When I’m a hurt person whose fear of losing my safety and whose need for vengeance outgrows my need for healing and light, innocent bystanders can quickly become the focus of my paranoid anger. Anyone and everyone becomes a dangerous person no matter how dangerous or safe they truly are.
Hurt people hurt people.
But only sometimes. When I’m a hurt person who recognizes that good, light, and love still exist and they can still exist in me no matter what’s been done to me, I’m a hurt person who doesn’t hurt people. In those times, I become a hurt person who fights for my own healing, who chooses to be self-aware, who chooses self-reflection, who thrives in introspection and self-honesty. I become a hurt person who chooses to weigh the balance between my fear and reality. I’m a hurt person who uses wisdom and discernment to evaluate true danger and true threats from the safe people who want to see the world grow in strength and healing.
Finding your Roar is finding the balance between building walls and building boundaries. It’s learning how to embrace your history as a tool to bring light into darkness rather than wielding it as a weapon against the world.
When you Find Your Roar, you learn that hurt people don’t have to hurt people. Sometimes hurt people heal people.
Bind up the Brokenhearted.
Heal the wounded.
Choose Integrity. Dignity.
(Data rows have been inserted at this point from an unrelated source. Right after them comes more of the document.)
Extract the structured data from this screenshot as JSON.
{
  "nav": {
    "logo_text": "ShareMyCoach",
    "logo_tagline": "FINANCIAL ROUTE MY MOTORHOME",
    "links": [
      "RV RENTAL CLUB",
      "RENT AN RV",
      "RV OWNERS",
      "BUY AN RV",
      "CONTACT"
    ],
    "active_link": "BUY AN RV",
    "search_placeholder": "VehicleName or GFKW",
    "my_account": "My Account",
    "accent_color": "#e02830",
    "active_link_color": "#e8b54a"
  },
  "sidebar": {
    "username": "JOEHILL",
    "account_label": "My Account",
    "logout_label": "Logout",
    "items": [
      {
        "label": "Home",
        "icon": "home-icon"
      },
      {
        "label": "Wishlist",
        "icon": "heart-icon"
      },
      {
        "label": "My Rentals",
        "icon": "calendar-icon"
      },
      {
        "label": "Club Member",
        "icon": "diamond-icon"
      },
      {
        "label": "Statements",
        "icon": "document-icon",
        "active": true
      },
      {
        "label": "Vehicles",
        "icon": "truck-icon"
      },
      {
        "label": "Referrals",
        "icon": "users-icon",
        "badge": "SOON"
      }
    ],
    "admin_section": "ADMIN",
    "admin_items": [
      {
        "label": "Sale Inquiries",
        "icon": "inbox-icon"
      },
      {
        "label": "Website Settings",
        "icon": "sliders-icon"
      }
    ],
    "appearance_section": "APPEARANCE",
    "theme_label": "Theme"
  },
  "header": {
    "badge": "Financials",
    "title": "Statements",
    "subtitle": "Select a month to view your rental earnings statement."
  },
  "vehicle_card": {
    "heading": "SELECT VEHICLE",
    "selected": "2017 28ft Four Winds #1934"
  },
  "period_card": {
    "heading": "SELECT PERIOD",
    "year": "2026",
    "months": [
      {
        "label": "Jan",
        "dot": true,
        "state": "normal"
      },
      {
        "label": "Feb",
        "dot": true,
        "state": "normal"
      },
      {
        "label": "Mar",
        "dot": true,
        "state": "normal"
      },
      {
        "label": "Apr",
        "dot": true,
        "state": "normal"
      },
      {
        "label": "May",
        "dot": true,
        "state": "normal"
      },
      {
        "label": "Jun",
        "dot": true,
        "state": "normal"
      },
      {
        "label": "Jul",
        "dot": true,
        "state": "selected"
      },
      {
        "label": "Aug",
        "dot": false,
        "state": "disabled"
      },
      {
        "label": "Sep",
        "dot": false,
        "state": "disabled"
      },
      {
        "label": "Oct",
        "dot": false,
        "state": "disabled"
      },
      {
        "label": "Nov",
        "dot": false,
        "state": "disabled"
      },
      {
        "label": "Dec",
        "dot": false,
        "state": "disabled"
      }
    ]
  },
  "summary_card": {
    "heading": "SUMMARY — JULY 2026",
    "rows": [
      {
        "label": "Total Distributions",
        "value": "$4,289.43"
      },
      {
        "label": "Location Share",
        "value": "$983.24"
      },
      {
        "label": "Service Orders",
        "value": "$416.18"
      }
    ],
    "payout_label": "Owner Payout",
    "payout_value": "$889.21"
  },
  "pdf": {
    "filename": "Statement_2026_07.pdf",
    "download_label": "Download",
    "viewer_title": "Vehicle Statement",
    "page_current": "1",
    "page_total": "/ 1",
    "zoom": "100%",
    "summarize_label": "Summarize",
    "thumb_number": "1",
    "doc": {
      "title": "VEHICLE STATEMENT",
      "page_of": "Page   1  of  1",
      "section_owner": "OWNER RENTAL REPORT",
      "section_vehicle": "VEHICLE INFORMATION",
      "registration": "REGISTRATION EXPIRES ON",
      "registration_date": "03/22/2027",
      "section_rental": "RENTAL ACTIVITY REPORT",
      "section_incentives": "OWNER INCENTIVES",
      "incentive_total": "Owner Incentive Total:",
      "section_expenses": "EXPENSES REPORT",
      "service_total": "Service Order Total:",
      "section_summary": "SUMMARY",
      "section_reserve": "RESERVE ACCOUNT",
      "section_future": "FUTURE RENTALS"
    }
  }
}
Honor.
You learn that the person or people who hurt you can’t win when you refuse to allow their hatred and wickedness to consume you.
When you choose to be the light, you win.
Find Your Roar.
Find your fight.